In order to encourage consumer confidence in buying goods and services over the Internet the EU has adopted Directive EC 97/7 on the protection of consumers in respect to distance contracts (the “Distance Selling Directive”). In the UK, the Distance Selling Directive has been implemented by The Consumer Protection (Distance Selling) Regulations 2000 (“the Regulations”). The Distance Selling Directive provides an agreed minimum level of consumer protection throughout the EU, requiring businesses to provide certain information to consumers before and after ordering goods and services at a distance such as over the Internet or by phone providing consumers with rights of withdrawal and regulating certain marketing methods. (more…)
The Directive regarding the distance marketing of consumer financial services is an essential part of the Commission’s strategy to develop an internal market for retail financial services. The strategy, as set out in the Commission’s Communication on E-Commerce and Financial Services, is part of the Financial Services Action Plan. This sets out the Commission’s wider goal of creating a fully integrated European market in financial services by 2005 to complement the introduction of the euro. The aim of the Directive is to harmonise Member States’ rules on the distance marketing of consumer financial services, thereby raising the level of consumer protection whilst enabling service providers to market their services across the EU without unnecessary obstacles.

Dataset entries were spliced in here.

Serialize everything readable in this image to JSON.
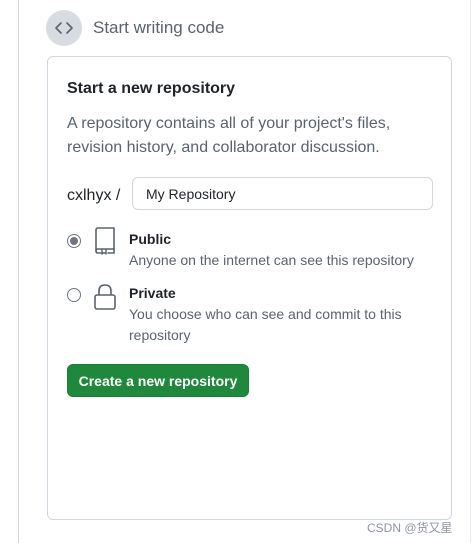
{
  "step": {
    "icon": "code-icon",
    "title": "Start writing code"
  },
  "card": {
    "title": "Start a new repository",
    "description": "A repository contains all of your project's files, revision history, and collaborator discussion."
  },
  "form": {
    "owner": "cxlhyx /",
    "repo_name": "My Repository"
  },
  "visibility": {
    "selected": "public",
    "options": [
      {
        "id": "public",
        "label": "Public",
        "description": "Anyone on the internet can see this repository",
        "icon": "repo-icon"
      },
      {
        "id": "private",
        "label": "Private",
        "description": "You choose who can see and commit to this repository",
        "icon": "lock-icon"
      }
    ]
  },
  "actions": {
    "create_label": "Create a new repository"
  },
  "watermark": "CSDN @货又星",
  "colors": {
    "primary_button": "#1f883d",
    "muted_text": "#59636e",
    "border": "#d0d7de"
  }
}
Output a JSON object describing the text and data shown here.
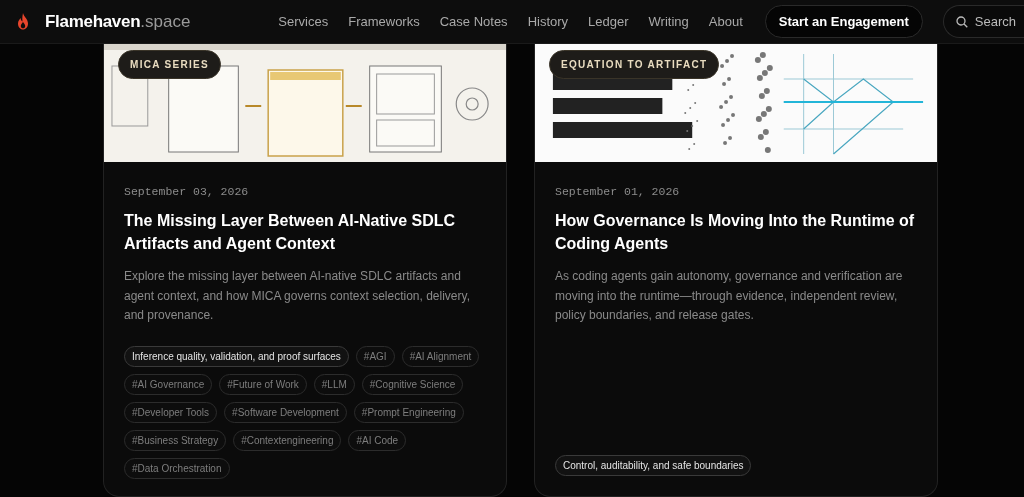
{
  "brand": {
    "name": "Flamehaven",
    "suffix": ".space"
  },
  "nav": [
    {
      "label": "Services"
    },
    {
      "label": "Frameworks"
    },
    {
      "label": "Case Notes"
    },
    {
      "label": "History"
    },
    {
      "label": "Ledger"
    },
    {
      "label": "Writing"
    },
    {
      "label": "About"
    }
  ],
  "cta": "Start an Engagement",
  "search": {
    "label": "Search"
  },
  "posts": [
    {
      "series": "MICA SERIES",
      "date": "September 03, 2026",
      "title": "The Missing Layer Between AI-Native SDLC Artifacts and Agent Context",
      "excerpt": "Explore the missing layer between AI-native SDLC artifacts and agent context, and how MICA governs context selection, delivery, and provenance.",
      "tags": [
        {
          "kind": "pillar",
          "label": "Inference quality, validation, and proof surfaces"
        },
        {
          "kind": "hashtag",
          "label": "#AGI"
        },
        {
          "kind": "hashtag",
          "label": "#AI Alignment"
        },
        {
          "kind": "hashtag",
          "label": "#AI Governance"
        },
        {
          "kind": "hashtag",
          "label": "#Future of Work"
        },
        {
          "kind": "hashtag",
          "label": "#LLM"
        },
        {
          "kind": "hashtag",
          "label": "#Cognitive Science"
        },
        {
          "kind": "hashtag",
          "label": "#Developer Tools"
        },
        {
          "kind": "hashtag",
          "label": "#Software Development"
        },
        {
          "kind": "hashtag",
          "label": "#Prompt Engineering"
        },
        {
          "kind": "hashtag",
          "label": "#Business Strategy"
        },
        {
          "kind": "hashtag",
          "label": "#Contextengineering"
        },
        {
          "kind": "hashtag",
          "label": "#AI Code"
        },
        {
          "kind": "hashtag",
          "label": "#Data Orchestration"
        }
      ]
    },
    {
      "series": "EQUATION TO ARTIFACT",
      "date": "September 01, 2026",
      "title": "How Governance Is Moving Into the Runtime of Coding Agents",
      "excerpt": "As coding agents gain autonomy, governance and verification are moving into the runtime—through evidence, independent review, policy boundaries, and release gates.",
      "tags": [
        {
          "kind": "pillar",
          "label": "Control, auditability, and safe boundaries"
        }
      ]
    }
  ]
}
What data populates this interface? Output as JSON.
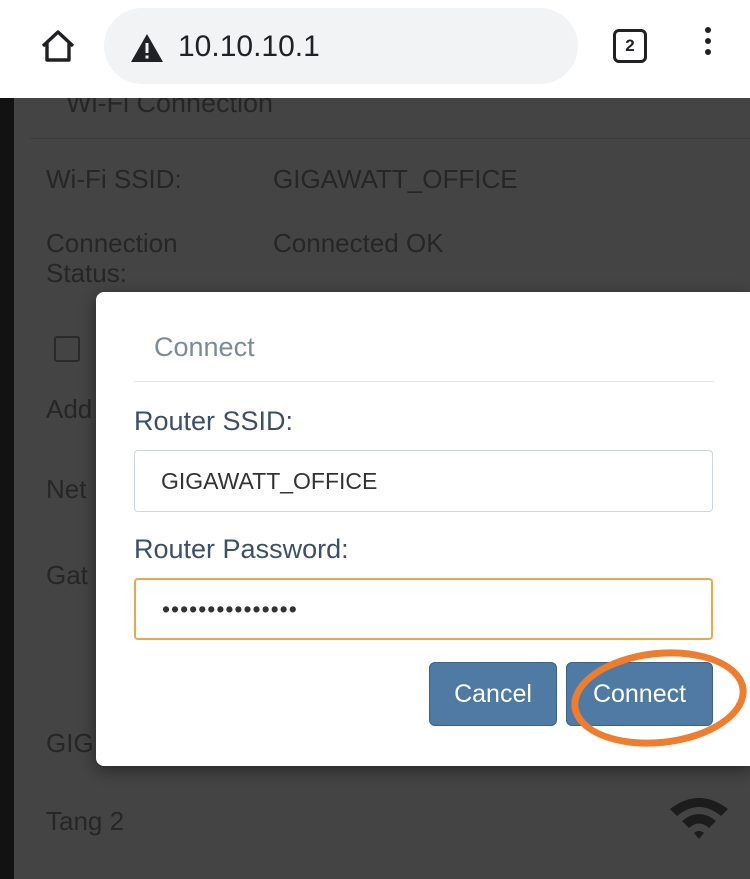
{
  "browser": {
    "url": "10.10.10.1",
    "tab_count": "2",
    "icons": {
      "home": "home-icon",
      "warning": "warning-icon",
      "menu": "kebab-menu-icon"
    }
  },
  "page": {
    "section_title": "Wi-Fi Connection",
    "rows": [
      {
        "label": "Wi-Fi SSID:",
        "value": "GIGAWATT_OFFICE"
      },
      {
        "label": "Connection Status:",
        "value": "Connected OK"
      }
    ],
    "partial_labels": [
      "Add",
      "Net",
      "Gat"
    ],
    "networks": [
      {
        "name": "GIG"
      },
      {
        "name": "Tang 2"
      }
    ]
  },
  "dialog": {
    "title": "Connect",
    "ssid_label": "Router SSID:",
    "ssid_value": "GIGAWATT_OFFICE",
    "password_label": "Router Password:",
    "password_value": "•••••••••••••••",
    "cancel_label": "Cancel",
    "connect_label": "Connect"
  },
  "colors": {
    "primary_button": "#4e7aa3",
    "highlight_ring": "#ee7d30",
    "focus_border": "#e7a94c"
  }
}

This paper will deal with the application of:
- section 21 of the Financial Services and Markets Act 2000 (the “FSMA“);
- the Financial Services and Markets Act 2000 (Financial Promotion) Order 2001 (the “Financial Promotion Order“) and amendments thereto; and
- the financial promotion rules in the Conduct of Business Sourcebook (“COBS“).
This paper is intended to give an overview of the main aspects of the above rules and how they apply to online financial promotions.